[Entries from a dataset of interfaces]
_ _ _ _ _ _ _
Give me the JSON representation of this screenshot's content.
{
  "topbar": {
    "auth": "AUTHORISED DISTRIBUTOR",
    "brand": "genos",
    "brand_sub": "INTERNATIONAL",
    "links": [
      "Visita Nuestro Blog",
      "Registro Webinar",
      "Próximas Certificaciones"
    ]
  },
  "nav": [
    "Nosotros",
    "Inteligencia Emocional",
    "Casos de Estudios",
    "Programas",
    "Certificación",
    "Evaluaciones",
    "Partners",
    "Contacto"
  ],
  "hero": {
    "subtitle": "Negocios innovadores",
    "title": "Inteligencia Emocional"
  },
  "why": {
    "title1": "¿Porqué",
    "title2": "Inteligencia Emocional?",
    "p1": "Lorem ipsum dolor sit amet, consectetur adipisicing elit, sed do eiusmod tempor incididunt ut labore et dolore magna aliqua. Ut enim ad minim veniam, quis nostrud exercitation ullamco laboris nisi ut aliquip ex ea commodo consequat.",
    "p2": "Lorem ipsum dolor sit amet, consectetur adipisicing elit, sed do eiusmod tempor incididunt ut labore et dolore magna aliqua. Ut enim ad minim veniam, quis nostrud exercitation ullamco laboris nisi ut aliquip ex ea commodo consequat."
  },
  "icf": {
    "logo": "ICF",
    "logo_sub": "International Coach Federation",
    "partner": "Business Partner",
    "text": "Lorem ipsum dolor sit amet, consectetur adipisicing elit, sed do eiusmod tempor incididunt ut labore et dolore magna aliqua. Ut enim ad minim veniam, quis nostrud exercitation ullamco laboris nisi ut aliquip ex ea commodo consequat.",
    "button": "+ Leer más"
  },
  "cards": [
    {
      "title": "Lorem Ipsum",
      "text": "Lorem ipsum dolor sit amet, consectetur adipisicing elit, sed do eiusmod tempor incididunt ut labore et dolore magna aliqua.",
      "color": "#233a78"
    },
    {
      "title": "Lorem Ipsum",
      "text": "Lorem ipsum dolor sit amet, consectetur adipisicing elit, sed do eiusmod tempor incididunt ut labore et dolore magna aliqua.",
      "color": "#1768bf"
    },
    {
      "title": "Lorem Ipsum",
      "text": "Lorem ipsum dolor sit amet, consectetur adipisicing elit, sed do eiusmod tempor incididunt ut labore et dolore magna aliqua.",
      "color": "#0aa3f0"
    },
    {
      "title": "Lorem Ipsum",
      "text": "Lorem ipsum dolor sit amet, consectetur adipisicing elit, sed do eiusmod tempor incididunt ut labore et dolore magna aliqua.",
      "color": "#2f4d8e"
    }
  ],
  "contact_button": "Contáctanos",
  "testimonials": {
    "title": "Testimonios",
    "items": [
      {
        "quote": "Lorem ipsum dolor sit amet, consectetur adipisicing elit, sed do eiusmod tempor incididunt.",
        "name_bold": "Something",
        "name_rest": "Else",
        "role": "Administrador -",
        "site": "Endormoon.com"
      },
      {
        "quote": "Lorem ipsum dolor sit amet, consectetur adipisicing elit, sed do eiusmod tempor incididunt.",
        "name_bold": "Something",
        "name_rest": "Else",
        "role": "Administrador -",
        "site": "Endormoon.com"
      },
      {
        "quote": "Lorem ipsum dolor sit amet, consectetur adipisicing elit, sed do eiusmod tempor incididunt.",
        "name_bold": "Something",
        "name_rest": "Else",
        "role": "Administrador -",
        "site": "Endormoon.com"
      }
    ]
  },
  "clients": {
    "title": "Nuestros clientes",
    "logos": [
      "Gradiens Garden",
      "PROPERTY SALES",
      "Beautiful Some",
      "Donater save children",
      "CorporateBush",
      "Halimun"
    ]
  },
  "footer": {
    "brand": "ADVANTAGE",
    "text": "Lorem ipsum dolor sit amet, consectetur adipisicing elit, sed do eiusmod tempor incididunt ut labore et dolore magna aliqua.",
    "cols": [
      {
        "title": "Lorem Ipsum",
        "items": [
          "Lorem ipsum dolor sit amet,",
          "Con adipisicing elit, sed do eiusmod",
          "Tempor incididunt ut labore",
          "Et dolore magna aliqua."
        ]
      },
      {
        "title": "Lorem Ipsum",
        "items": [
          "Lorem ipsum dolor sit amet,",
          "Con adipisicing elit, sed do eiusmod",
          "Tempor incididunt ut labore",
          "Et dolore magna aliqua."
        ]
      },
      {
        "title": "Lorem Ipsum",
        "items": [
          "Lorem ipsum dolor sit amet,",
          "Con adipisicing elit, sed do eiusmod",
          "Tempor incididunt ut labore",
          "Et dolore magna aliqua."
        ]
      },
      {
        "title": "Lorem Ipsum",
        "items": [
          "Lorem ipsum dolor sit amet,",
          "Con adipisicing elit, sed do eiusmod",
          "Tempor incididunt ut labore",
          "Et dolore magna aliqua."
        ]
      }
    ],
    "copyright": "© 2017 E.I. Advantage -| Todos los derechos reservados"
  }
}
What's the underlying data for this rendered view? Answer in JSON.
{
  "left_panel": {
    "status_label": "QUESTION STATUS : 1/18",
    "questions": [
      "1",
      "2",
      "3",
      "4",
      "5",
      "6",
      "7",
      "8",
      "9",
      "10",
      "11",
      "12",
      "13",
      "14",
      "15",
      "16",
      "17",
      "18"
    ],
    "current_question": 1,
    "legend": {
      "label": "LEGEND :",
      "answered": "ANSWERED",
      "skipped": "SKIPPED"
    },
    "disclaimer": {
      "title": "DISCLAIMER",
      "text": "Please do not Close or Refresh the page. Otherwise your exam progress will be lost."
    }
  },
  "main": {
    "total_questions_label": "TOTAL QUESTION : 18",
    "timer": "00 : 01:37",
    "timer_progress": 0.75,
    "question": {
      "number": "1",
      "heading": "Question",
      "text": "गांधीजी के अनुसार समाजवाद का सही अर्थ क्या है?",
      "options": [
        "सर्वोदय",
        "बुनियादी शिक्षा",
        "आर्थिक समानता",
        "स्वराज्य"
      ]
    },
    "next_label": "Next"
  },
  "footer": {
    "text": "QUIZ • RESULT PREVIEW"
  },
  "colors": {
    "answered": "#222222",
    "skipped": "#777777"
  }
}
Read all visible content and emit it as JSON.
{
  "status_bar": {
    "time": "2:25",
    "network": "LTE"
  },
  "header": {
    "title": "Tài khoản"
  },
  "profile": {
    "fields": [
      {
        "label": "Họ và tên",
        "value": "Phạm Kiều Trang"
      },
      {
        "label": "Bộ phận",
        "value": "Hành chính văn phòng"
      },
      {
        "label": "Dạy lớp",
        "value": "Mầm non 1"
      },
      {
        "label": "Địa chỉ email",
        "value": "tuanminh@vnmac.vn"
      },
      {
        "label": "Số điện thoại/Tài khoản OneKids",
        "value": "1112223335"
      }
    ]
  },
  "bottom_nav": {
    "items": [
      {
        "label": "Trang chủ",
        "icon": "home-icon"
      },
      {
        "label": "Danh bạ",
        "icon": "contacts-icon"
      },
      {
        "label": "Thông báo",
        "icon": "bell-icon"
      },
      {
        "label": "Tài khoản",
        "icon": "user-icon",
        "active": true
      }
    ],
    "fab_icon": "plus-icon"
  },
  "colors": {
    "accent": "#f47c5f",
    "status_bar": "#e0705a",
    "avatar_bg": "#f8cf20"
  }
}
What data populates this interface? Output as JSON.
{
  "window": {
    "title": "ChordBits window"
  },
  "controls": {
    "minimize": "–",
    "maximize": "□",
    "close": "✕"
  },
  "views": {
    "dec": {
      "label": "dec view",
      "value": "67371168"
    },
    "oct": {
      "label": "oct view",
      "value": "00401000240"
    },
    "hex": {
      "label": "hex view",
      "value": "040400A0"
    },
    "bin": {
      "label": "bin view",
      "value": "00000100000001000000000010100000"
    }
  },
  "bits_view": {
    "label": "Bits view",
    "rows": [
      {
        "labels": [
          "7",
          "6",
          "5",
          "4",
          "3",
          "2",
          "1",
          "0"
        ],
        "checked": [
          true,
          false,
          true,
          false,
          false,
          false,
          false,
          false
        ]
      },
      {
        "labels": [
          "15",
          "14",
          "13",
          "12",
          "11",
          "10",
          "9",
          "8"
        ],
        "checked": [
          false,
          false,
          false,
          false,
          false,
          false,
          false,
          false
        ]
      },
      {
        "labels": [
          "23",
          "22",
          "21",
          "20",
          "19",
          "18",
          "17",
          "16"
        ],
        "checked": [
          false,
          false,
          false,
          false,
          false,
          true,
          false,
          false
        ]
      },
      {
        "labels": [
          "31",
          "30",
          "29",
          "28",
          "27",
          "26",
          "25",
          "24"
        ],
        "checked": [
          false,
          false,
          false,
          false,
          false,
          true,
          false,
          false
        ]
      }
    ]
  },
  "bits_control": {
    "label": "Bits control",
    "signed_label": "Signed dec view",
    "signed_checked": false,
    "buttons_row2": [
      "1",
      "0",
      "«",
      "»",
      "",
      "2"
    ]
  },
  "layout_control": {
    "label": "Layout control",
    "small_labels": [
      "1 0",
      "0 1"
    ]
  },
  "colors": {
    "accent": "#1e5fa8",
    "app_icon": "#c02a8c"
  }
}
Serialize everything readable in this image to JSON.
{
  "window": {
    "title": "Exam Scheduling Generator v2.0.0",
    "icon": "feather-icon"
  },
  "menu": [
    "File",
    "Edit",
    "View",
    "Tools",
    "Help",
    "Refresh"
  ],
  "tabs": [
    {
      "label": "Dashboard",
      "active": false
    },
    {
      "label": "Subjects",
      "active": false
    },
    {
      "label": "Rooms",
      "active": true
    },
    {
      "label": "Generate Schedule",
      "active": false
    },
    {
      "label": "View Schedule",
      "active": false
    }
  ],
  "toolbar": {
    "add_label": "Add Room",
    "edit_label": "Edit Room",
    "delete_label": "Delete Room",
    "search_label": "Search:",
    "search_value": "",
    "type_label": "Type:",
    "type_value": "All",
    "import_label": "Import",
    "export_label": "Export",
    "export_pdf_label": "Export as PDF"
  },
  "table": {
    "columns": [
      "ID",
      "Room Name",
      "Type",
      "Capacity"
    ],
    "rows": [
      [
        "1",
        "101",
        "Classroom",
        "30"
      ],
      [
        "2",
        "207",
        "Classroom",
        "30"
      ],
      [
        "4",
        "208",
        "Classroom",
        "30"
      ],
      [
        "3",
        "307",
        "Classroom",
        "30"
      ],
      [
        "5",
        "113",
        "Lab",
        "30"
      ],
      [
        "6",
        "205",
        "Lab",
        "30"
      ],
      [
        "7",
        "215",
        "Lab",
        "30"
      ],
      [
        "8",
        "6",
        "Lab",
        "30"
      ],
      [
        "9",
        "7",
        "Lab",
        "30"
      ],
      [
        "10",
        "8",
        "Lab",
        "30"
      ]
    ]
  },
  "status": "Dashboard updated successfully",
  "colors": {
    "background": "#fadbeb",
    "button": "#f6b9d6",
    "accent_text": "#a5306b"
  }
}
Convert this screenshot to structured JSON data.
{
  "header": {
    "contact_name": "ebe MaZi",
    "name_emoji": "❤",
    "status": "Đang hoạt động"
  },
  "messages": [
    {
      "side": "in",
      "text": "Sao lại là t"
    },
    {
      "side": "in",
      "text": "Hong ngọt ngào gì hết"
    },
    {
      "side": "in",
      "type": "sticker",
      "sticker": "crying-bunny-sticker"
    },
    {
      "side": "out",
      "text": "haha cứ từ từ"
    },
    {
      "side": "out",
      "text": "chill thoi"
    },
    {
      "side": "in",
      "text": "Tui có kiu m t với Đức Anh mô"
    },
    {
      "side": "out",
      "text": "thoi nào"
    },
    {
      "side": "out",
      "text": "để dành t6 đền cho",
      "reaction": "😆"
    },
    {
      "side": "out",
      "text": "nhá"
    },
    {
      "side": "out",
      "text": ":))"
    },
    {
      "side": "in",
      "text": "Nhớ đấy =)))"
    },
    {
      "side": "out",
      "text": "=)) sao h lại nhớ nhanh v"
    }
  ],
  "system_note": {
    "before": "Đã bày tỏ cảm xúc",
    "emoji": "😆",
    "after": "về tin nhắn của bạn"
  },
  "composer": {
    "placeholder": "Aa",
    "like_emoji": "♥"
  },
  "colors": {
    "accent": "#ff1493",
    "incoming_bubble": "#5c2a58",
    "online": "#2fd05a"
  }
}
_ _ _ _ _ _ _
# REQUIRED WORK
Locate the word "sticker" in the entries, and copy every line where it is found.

# REPLY TO THE TASK
      "type": "sticker",
      "sticker": "crying-bunny-sticker"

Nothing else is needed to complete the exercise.